If you wish to dismantle the deployment after the tests are done, you can use terraform destroy. You’ll need the .tfstate file for this to work though! Without the state file, you need to delete the created droplets by hand, and also remove the ssh key that has been added to DigitalOcean.

Running the Jmeter tests

The shell script we are going to use for running the tests is for convenience – it consists of copying the test file to our primary node, cleaning up files from previous runs, running the tests, and then fetching the results.


set -e

# Argument parsing, with options for long and short names
for i in "$@"
case $i in
    # i#*= This removes the shortest substring ending with
    # '=' from the value of variable i - leaving us with just the
    # value of the argument (i is argument=value)

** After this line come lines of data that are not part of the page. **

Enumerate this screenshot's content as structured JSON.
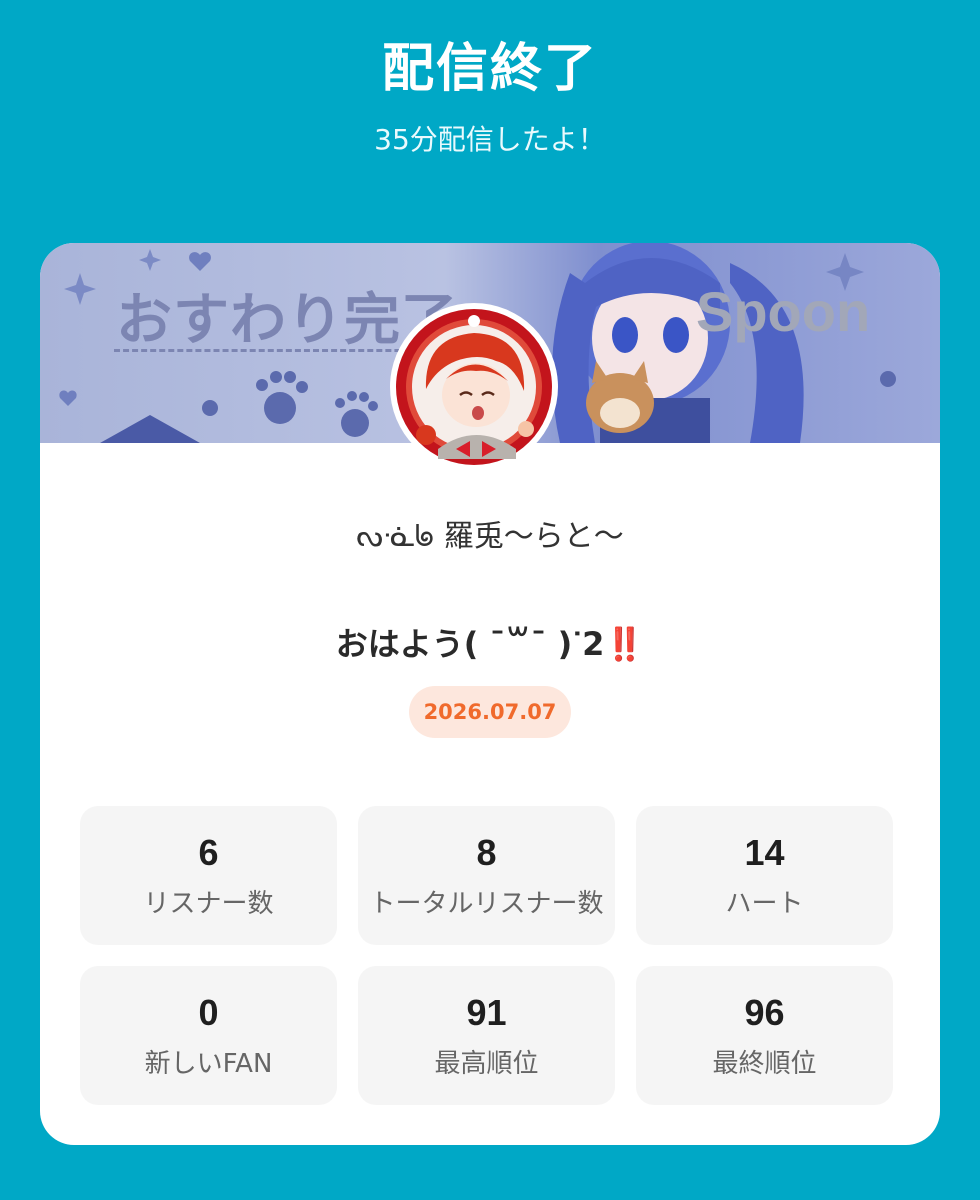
{
  "header": {
    "title": "配信終了",
    "subtitle": "35分配信したよ！"
  },
  "banner": {
    "text": "おすわり完了",
    "logo": "Spoon"
  },
  "profile": {
    "username": "ᔓᓍᖚ 羅兎〜らと〜"
  },
  "live": {
    "title": "おはよう( ˉ꒳ˉ )ᐝ2",
    "title_emoji": "‼️",
    "date": "2026.07.07"
  },
  "stats": [
    {
      "value": "6",
      "label": "リスナー数"
    },
    {
      "value": "8",
      "label": "トータルリスナー数"
    },
    {
      "value": "14",
      "label": "ハート"
    },
    {
      "value": "0",
      "label": "新しいFAN"
    },
    {
      "value": "91",
      "label": "最高順位"
    },
    {
      "value": "96",
      "label": "最終順位"
    }
  ],
  "colors": {
    "background": "#00a8c6",
    "date_pill_bg": "#fde7dd",
    "date_pill_text": "#f06a2c",
    "stat_bg": "#f5f5f5"
  }
}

# Check if we got all the arguments we'll need
if [ -z "$TESTFILE" ] || [ ! -f "$TESTFILE" ]; then
    echo "Please provide a test file"
    exit 1

if [ -z "$OUTDIR" ]; then
    echo "Please provide a result destination directory"
    exit 1

if [ -z "$IDENTITYFILE" ]; then
    echo "Please provide an identity file for ssh access"
    exit 1

if [ -z "$PRIMARY" ]; then
  PRIMARY=$(terraform output primary_address)

# Copy the test file to the primary node
scp -i "$IDENTITYFILE" -o IdentitiesOnly=yes -oStrictHostKeyChecking=no "$TESTFILE" "runner@$PRIMARY:/home/runner/jmeter/test.jmx"
# Remove files from previous runs if any, then run the current test
ssh -i "$IDENTITYFILE" -o IdentitiesOnly=yes -oStrictHostKeyChecking=no "runner@$PRIMARY" << "EOF"
 rm -rf /home/runner/jmeter/result
 rm -f /home/runner/jmeter/result.log
 cd jmeter/bin ; ./jmeter -n -r -t ../test.jmx -l ../result.log -e -o ../result -Djava.rmi.server.hostname=$(hostname -I | awk ' {print $1}')
# Get the results
scp -r -i "$IDENTITYFILE" -o IdentitiesOnly=yes -oStrictHostKeyChecking=no "runner@$PRIMARY":/home/runner/jmeter/result "$OUTDIR"

Running the script will require the path to the non-root ssh key. The call will look something like this:

bash run.sh -i=/path/to/non-root/ssh/key  -f=/path/to/test/file -o=/path/to/results/dir

You can also supply the IP of the primary node using -p= or --primary-ip= in case you don’t have access to the .tfstate file. Otherwise, the script will ask terraform for the IP.

Jmeter will then take care of distributing the tests across the runner nodes, and it will aggregate the data when they finish. The only thing we need to keep in mind is that the number of users we set for our test to use will not be split but will be multiplied. As an example, if you set the user count to 100, each runner node will then run the tests with 100 users.

And that’s how you can use Terraform and Ansible to run your distributed Jmeter tests on DigitalOcean!

Check this page for more on string manipulation in bash.

Looking for DevOps & Infra Experts?

In case you’re looking for expertise in infrastructure related matters, I’d recommend to read our articles and ebooks on the topic, and to check out our various service pages:

An early draft of this article was written by Mate Boer, and then subsequently rewritten by Janos Kubisch – both engineers at RisingStack.

Share this post



Learn more at risingstack.com

Node.js Experts